Cochlea & Eustachia, and Folly, by Hans Rickhiet Hans is easily one of the most underrated artists working today. “Dreamlike” is often used to describe his comics. “Nightmarish” might be another one, although I haven’t read that one in any of the reviews yet. Rickhiet has a way of tapping into the pre-conscious underbrain that inhabits the constantly running background data of the psyche. He’s been branching out into graphic novels for some time as with this edition of Cochlea & Eustachia and even dabbling in video animation but I really liked his early stuff from 15 years ago, compiled here in Folly, that had a short snippit quality to it, where you can really see the layers of fantasy unfold ad-infinitum. RR
A Shadow Cast In Dust, by Ben Johnson, 333 pages, paperback, Grand Mall Press This is the first-published novel from the multi-faceted Ben Johnson. He’s always the nicest guy, even when he wears that fake smiley-face mask at work behind the bar at The Casbah (“San Diego’s Coolest Bar!”). The guy’s like some kind of savant, you’d be forgiven to think. Just look at a partial list of accomplishments: drummer in several San Diego bands, vocalist, songwriter, rapper, band leader, part owner of one of San Diego’s most sought after music venues The Casbah, white comedy rapper, father and husband to a gorgeous wife, former chief overseer and lead cock on the block of the Rooster House above Scolari’s Office on 30th, and now he’s working on getting his second book out there. Pretty sure I’m at least leaving out half a dozen other things. A Shadow Cast In Dust is “an urban fantasy epic” supernatural psycho-drama cast in the canyons lacing Mission Hills. Think Carlos Castaneda-esque set in the urban naturescape of modern San Diego. There’s a young boy and his dog, a female police detective, and a strange world of wonder and deceit. I asked Ben how long it took to write. “Three years. Two after I got a laptop and got serious,” he said. This was published in early 2014 and, along with his first novel, that year brought along a baby to Ben and his wife. Next year in 2015 Ben was elevated to part-owner of The Casbah on Kettner (remember: “San Diego’s Coolest Bar”) in a secret and ancient underground hipster ritual involving Jack Daniels and chicken’s blood. Not really. Ben’s bartender and owner of The Casbah but he doesn’t drink, hasn’t for over ten years. That ought to tell you something about the guy’s drive. Ben’s around that environment week after week, yet abstaining. Read this novel for a unique perspective and story from San Diego. RR
DTLV Approx. 5×7”, similar to the Urbanist in San Diego, only more low-budget printing.
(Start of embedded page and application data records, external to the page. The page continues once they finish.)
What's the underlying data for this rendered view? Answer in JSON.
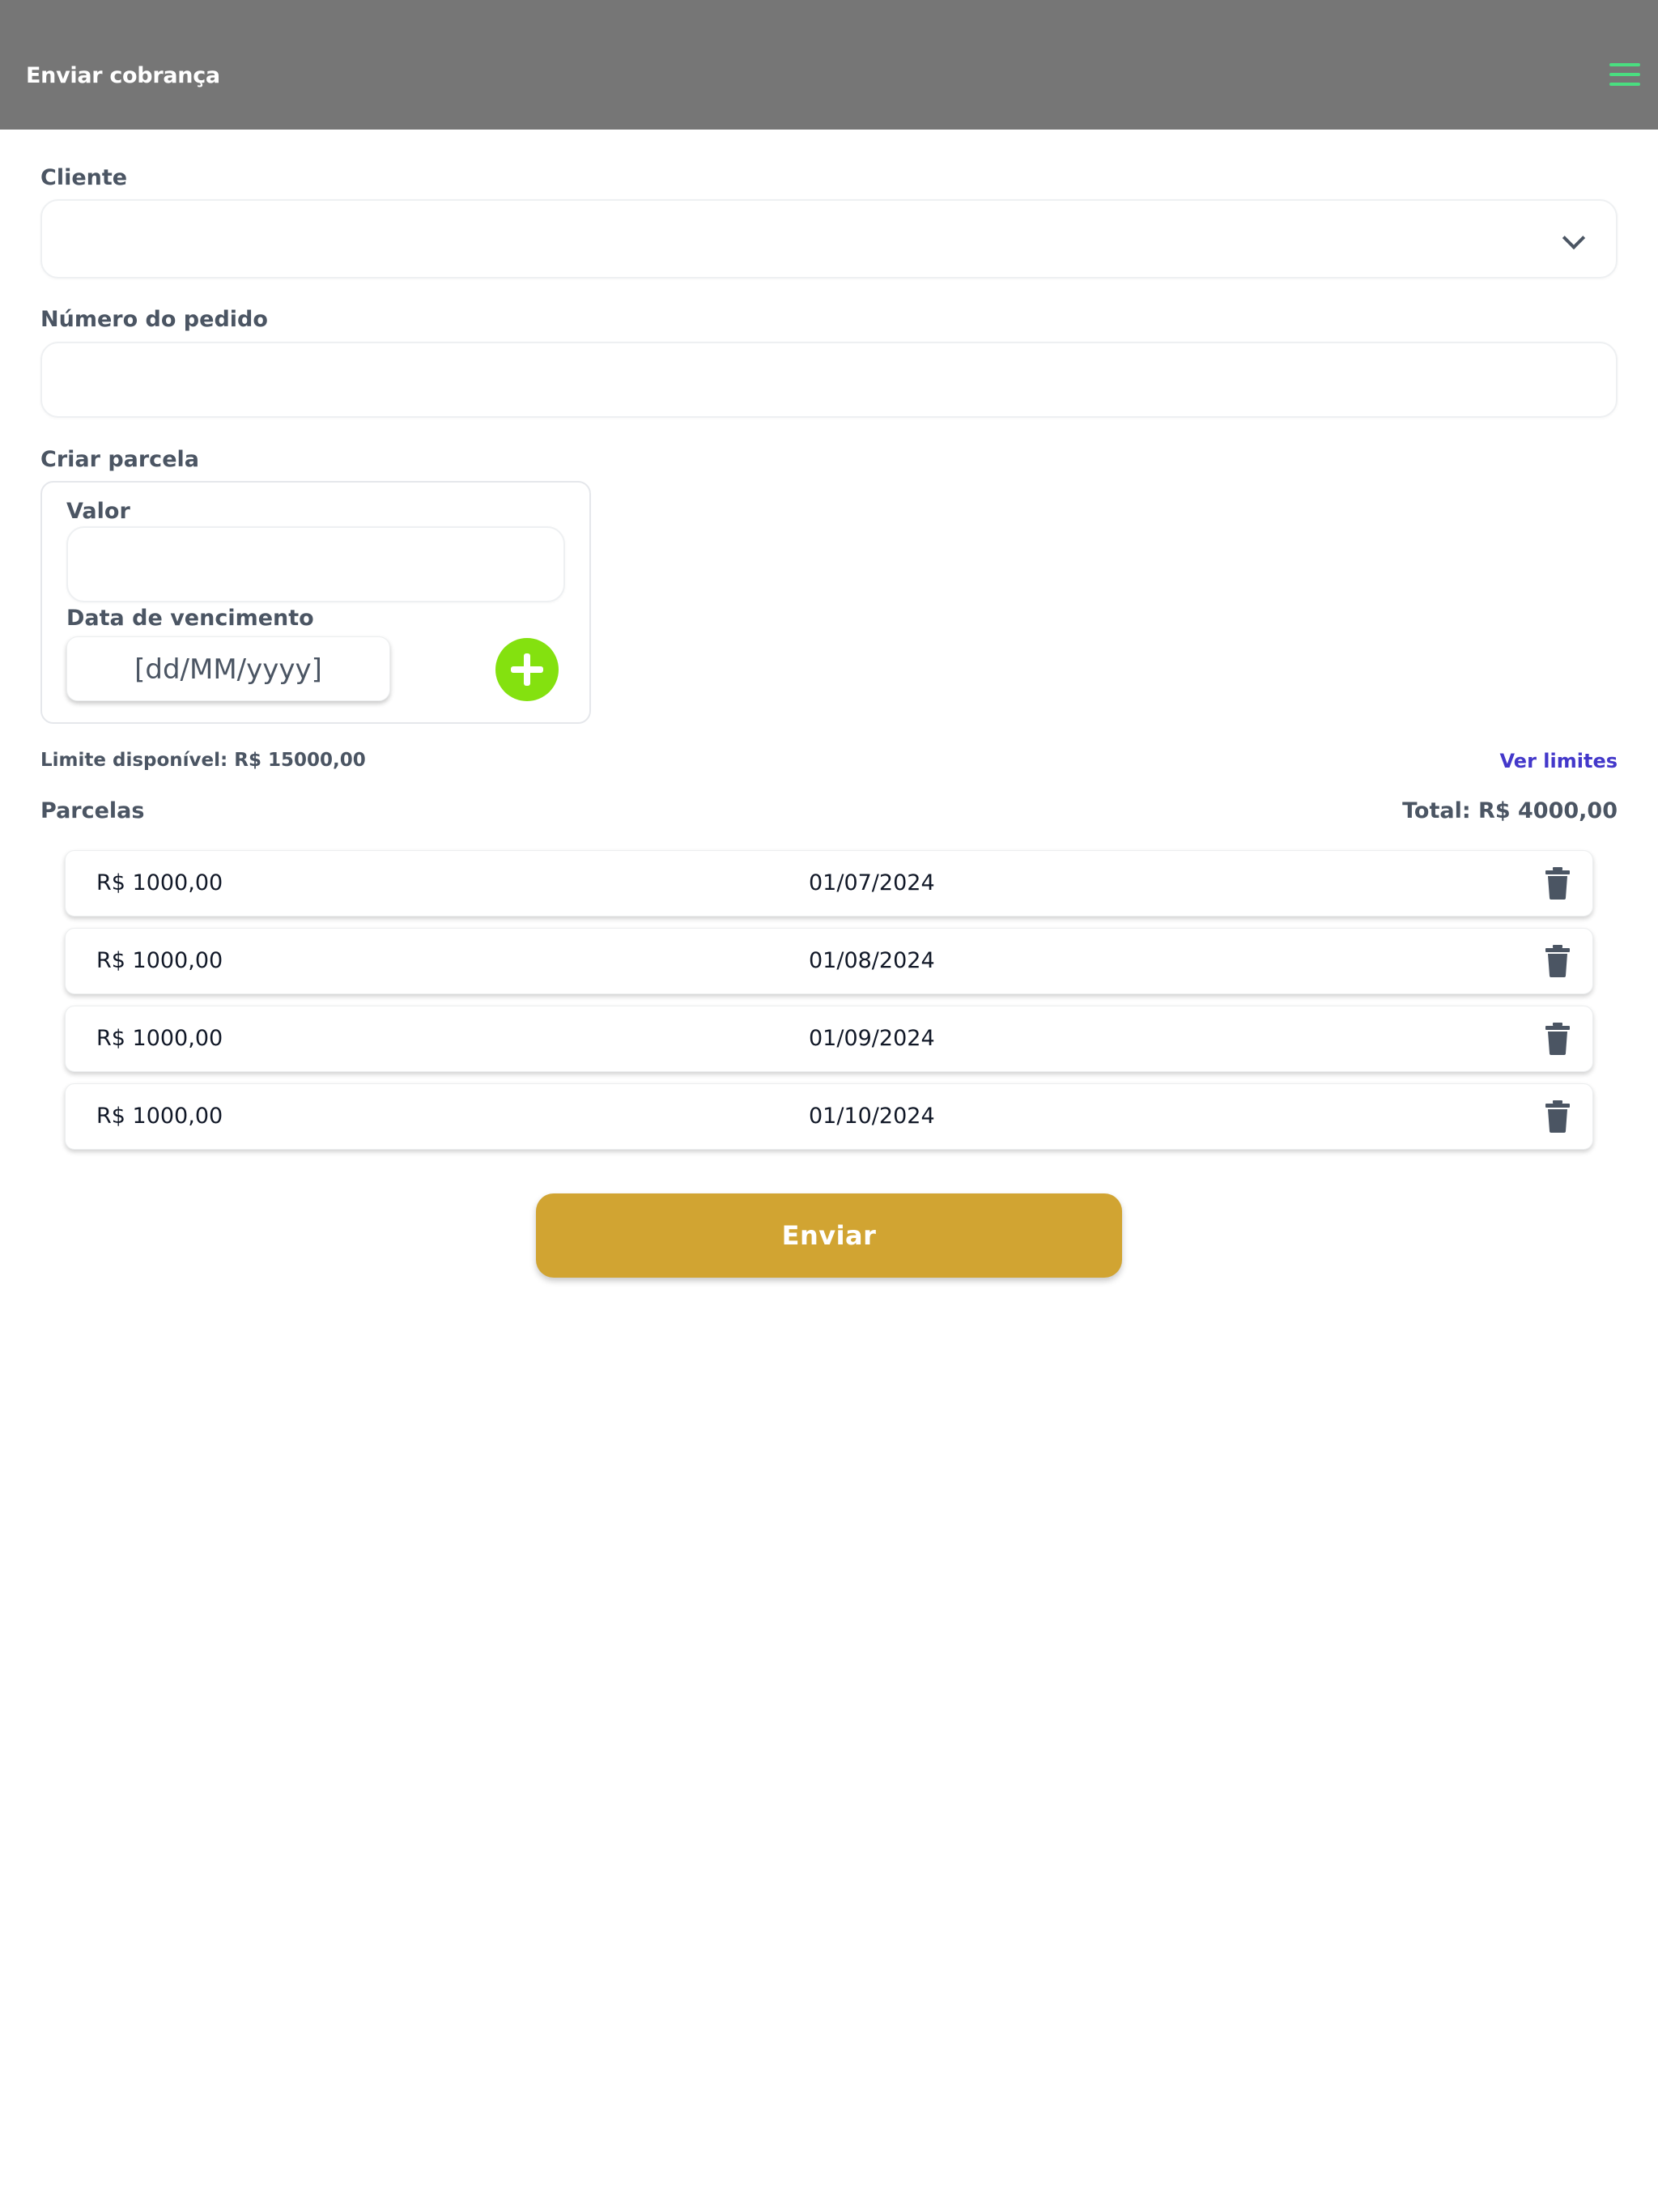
{
  "header": {
    "title": "Enviar cobrança",
    "menu_icon": "hamburger-menu-icon",
    "menu_icon_color": "#4ade80",
    "background_color": "#767676"
  },
  "form": {
    "client": {
      "label": "Cliente",
      "value": "",
      "icon": "chevron-down-icon"
    },
    "order_number": {
      "label": "Número do pedido",
      "value": ""
    },
    "create_installment": {
      "label": "Criar parcela",
      "amount_label": "Valor",
      "amount_value": "",
      "due_date_label": "Data de vencimento",
      "due_date_placeholder": "[dd/MM/yyyy]",
      "add_icon": "plus-circle-icon",
      "add_color": "#84e10f"
    },
    "available_limit": "Limite disponível: R$ 15000,00",
    "view_limits_link": "Ver limites"
  },
  "installments": {
    "label": "Parcelas",
    "total": "Total: R$ 4000,00",
    "delete_icon": "trash-icon",
    "items": [
      {
        "amount": "R$ 1000,00",
        "due_date": "01/07/2024"
      },
      {
        "amount": "R$ 1000,00",
        "due_date": "01/08/2024"
      },
      {
        "amount": "R$ 1000,00",
        "due_date": "01/09/2024"
      },
      {
        "amount": "R$ 1000,00",
        "due_date": "01/10/2024"
      }
    ]
  },
  "submit": {
    "label": "Enviar",
    "color": "#d1a432"
  }
}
I like it. This free hand-out guide is a colored xeroxed style folded info sheet of local happenings around the very hip and arts Downtown “Arts District” which is still affordably cool and not yet to hipstery or upscale to be unattainable to the normal budget. It’s Las Vegas, after all. If you want to be a high roller you can go to the Bellagio or several other places that cater to the whales and oil barons. This is for the cool crowd that like the kitsch and approachability of real art shows and off duty strippers waking up at the corner coffee shop. Wear your sunglasses. The sun will be bright. [dtlv.com] RR
Surface Children by Dean Blake.[/caption]Surface Children by Dean Blake, 2013, generationend.com “A book of short stories” from an author based in the sunny climes of Brisbane, Australia. Think Bukowski only with the crowd of characters in the local dive bar being younger and better looking. Read this if you’re going on an Aussie trip after graduation to see how the kids live Down Under. Dean Blake is a good writer of dialogue and conveyor of teenage angst. There’s plenty of that on both sides of the Pacific but in Los Angeles they say “ass” not “arse”. Haha. RR
Lapham’s Quarterly, Fall, 2015, Vol. VIII, #4 Theme-based book-style magazine that comes out four times a year. High priced, it strictly follows the format set out in each issue’s one-word category, this issue being “Fashion”. Think of it like VICE magazine only way more high-brow. If you like your reading deep, esoteric and profound check out Lapham’s Quarterly. Great “Conversations” quote from Kanye in back on page 207. RR